Obama's proposal would funnel billions in "war savings" back into domestic projects, including an almost 50 percent increase in transportation spending over six years, reports David Rogers of Politico. This increase would likely allow repairs to deteriorating bridges in rural areas and help with safety upgrades for pedestrians and bicyclers on dangerous rural roads.

Rogers also reports the budget would cut farm subsidies "deeper than the House and Senate Agriculture Committees have proposed thus far." Jarad Favole and Damian Paletta of The Wall Street Journal report the budget calls for a five-day-a-week postal delivery schedule, which follows the U.S. Postal Service's recommendation to stop Saturday delivery in an attempt to curb the agency's deficits. Obama has adopted the recommendation before.

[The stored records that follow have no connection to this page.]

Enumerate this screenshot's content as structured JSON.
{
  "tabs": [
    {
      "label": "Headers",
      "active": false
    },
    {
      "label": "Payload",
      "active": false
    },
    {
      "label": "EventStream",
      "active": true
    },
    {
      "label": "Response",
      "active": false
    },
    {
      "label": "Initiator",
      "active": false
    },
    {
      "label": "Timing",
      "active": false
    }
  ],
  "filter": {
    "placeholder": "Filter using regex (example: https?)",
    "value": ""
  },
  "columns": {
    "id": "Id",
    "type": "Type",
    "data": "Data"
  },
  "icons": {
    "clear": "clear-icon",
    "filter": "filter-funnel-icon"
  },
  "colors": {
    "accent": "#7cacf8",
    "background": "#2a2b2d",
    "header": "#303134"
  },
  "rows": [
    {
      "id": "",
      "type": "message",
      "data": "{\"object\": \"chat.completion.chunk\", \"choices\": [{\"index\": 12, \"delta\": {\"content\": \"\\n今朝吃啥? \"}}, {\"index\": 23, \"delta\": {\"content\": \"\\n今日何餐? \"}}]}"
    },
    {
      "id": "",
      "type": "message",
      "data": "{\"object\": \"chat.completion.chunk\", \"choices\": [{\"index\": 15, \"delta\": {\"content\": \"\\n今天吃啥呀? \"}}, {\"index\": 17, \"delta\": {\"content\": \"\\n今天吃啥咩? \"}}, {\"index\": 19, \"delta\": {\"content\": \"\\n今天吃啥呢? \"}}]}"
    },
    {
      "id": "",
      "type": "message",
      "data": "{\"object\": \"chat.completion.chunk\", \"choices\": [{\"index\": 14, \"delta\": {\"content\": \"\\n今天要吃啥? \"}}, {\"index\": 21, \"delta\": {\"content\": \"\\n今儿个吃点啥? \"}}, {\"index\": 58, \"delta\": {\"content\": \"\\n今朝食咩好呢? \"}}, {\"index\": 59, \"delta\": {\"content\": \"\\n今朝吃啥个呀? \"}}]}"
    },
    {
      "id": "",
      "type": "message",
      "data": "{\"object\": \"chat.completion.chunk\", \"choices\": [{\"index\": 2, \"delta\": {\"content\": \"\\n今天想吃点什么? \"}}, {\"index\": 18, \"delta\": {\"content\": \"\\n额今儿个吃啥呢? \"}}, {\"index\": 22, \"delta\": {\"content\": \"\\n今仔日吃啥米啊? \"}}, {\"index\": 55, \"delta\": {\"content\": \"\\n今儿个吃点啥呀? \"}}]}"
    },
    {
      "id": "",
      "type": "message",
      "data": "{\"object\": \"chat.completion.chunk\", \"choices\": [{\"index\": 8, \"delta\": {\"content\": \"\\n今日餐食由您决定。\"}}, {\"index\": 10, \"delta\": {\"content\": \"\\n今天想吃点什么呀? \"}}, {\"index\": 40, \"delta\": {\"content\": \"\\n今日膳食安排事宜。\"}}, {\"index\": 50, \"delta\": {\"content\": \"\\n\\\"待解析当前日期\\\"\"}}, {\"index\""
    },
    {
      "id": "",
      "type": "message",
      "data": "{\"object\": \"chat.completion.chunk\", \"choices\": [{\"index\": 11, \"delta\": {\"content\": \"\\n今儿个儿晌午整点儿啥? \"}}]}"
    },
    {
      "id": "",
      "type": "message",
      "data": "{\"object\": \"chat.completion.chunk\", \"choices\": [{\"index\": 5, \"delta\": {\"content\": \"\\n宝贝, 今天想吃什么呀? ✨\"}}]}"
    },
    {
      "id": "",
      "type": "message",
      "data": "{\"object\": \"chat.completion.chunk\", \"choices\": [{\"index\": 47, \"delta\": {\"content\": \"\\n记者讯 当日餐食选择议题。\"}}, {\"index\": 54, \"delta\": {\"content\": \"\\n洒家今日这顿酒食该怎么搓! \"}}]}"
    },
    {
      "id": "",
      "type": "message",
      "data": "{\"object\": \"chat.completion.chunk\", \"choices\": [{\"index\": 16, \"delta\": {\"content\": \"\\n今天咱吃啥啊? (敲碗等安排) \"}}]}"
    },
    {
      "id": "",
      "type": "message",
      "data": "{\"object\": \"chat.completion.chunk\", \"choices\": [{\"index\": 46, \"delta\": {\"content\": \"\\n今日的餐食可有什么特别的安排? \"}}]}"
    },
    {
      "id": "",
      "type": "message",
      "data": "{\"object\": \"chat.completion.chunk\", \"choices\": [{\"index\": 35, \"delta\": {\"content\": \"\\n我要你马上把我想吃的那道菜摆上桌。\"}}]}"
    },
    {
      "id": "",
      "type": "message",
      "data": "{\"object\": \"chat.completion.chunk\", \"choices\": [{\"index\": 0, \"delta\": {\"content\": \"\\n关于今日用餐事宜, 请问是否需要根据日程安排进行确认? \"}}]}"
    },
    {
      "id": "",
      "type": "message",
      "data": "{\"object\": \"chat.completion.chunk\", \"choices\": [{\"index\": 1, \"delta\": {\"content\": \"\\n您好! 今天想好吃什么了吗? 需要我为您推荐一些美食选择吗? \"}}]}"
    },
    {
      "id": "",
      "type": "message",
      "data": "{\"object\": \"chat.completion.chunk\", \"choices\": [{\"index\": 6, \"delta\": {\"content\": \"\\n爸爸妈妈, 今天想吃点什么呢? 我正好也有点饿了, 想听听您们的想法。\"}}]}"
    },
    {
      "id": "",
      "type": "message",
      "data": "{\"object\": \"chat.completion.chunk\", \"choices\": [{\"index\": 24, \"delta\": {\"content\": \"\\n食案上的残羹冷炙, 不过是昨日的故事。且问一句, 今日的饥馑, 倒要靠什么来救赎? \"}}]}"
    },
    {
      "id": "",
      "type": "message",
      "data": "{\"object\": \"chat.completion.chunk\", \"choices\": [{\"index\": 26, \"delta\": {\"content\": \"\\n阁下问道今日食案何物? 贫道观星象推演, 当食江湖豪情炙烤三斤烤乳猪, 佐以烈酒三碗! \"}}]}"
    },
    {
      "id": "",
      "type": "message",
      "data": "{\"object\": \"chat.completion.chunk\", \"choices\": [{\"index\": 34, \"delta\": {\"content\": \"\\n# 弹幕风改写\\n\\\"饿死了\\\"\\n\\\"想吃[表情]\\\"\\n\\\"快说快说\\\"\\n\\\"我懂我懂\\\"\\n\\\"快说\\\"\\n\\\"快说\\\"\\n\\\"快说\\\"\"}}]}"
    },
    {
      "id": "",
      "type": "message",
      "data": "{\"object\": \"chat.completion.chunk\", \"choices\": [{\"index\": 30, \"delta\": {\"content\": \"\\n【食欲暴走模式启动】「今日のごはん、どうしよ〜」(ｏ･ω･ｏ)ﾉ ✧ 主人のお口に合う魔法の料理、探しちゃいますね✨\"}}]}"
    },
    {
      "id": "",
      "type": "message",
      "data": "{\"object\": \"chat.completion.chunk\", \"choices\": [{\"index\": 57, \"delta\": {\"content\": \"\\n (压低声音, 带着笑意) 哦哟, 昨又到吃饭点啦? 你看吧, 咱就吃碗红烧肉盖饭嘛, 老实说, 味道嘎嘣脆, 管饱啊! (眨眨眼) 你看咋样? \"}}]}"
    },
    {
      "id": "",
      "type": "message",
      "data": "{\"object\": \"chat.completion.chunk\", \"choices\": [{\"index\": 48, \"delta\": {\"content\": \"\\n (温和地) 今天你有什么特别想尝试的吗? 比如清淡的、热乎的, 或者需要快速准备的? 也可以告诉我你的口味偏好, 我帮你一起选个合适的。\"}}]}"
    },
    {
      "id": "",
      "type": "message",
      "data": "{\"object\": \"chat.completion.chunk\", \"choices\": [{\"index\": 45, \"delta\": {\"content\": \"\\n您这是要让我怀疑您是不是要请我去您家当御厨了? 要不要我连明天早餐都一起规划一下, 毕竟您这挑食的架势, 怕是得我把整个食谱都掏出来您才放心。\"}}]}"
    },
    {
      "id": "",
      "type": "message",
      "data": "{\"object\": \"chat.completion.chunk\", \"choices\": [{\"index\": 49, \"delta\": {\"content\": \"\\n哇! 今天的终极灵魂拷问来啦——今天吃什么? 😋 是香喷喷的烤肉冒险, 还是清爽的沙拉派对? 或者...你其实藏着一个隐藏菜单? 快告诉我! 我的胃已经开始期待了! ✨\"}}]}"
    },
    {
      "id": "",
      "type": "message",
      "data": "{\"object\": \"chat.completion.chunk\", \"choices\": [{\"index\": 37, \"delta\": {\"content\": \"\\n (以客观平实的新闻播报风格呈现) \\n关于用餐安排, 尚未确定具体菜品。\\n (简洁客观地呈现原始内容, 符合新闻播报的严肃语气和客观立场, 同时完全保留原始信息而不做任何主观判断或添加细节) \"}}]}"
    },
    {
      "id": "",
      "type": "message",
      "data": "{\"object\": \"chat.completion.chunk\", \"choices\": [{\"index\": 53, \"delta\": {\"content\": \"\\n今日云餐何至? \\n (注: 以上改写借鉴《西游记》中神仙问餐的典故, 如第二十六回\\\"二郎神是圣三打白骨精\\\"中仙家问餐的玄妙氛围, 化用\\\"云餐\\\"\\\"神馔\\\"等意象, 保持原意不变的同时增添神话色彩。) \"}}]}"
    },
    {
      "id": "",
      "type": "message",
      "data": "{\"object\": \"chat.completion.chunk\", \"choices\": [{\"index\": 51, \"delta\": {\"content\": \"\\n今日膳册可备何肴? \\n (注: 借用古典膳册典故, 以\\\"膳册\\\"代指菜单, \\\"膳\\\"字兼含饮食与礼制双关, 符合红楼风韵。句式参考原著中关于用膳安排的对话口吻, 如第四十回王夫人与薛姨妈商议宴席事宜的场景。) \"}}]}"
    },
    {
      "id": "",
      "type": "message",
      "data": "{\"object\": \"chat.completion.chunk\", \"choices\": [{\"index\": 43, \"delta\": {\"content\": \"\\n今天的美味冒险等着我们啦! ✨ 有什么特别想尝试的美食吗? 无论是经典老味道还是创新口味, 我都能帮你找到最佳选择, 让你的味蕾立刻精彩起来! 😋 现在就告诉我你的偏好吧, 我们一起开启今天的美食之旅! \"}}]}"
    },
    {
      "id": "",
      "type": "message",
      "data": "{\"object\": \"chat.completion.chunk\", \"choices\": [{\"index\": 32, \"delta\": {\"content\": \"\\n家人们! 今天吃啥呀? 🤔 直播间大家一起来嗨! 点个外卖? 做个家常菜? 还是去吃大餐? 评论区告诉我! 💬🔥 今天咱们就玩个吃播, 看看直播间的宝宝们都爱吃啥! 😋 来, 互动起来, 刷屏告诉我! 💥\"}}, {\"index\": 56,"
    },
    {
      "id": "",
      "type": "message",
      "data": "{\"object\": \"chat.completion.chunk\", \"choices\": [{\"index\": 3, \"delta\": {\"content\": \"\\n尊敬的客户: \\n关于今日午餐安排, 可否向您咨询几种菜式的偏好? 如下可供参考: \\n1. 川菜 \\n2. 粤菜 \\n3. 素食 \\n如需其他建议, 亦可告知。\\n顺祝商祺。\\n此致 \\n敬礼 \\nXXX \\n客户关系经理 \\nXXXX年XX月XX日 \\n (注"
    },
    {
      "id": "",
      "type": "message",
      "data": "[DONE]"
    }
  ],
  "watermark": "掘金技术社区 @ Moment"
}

The Obama administration has a "fact sheet" on rural aspects of the budget.

Some cases of child sex abuse call for extra-careful attention to description; proper grammar can help

The staff of the Salisbury Post in rural North Carolina learned a lesson from the Poynter Institute about careful phrasing of stories and headlines about certain types of sexual abuse involving children, reports Mallary Tenore of Poynter. The daily newspaper published a story about a victimized 11-year-old girl with the headline "Mother finds daughter performing sex act on man staying in home." That language, Tenore writes, made it seem like the man was innocent. She contacted the Post's editor, who quickly changed the wording in online versions of the story to say the girl had been assaulted. The reporter said he was trying to avoid using the graphic language contained in the police report.

"Writing about rape and sexual assault is challenging, and police reporters have been dealing with these kinds of language issues for years," Tenore writes. It's easy for reporters to use words like "perform" when translating police-report jargon, she says, but cautions against it: "This word is particularly misleading; it's associated with theater and suggests that someone is one stage, acting or seeking attention." She reports a Google search reveals that "perform" is commonly used in similar sex-crime stories, and even The New York Times and Los Angeles Times have published similar, misleading wording, Tenore reports.

Poynter's Kelly McBride told Tenore that sentence structure is very important in stories about sex crimes, noting it's easy to use passive voice when trying to not assign blame to someone who hasn't been convicted. But, she said, it's best to make the perpetrator the subject of a sentence and assign verbs to him or her. The victim should be the direct object of the sentence to prevent unfairly assigning agency to them. Tenore writes, "We do our readers a disservice when we use language that changes or distorts meaning. We don't have to be graphic, but we do have to be clear." (Read more)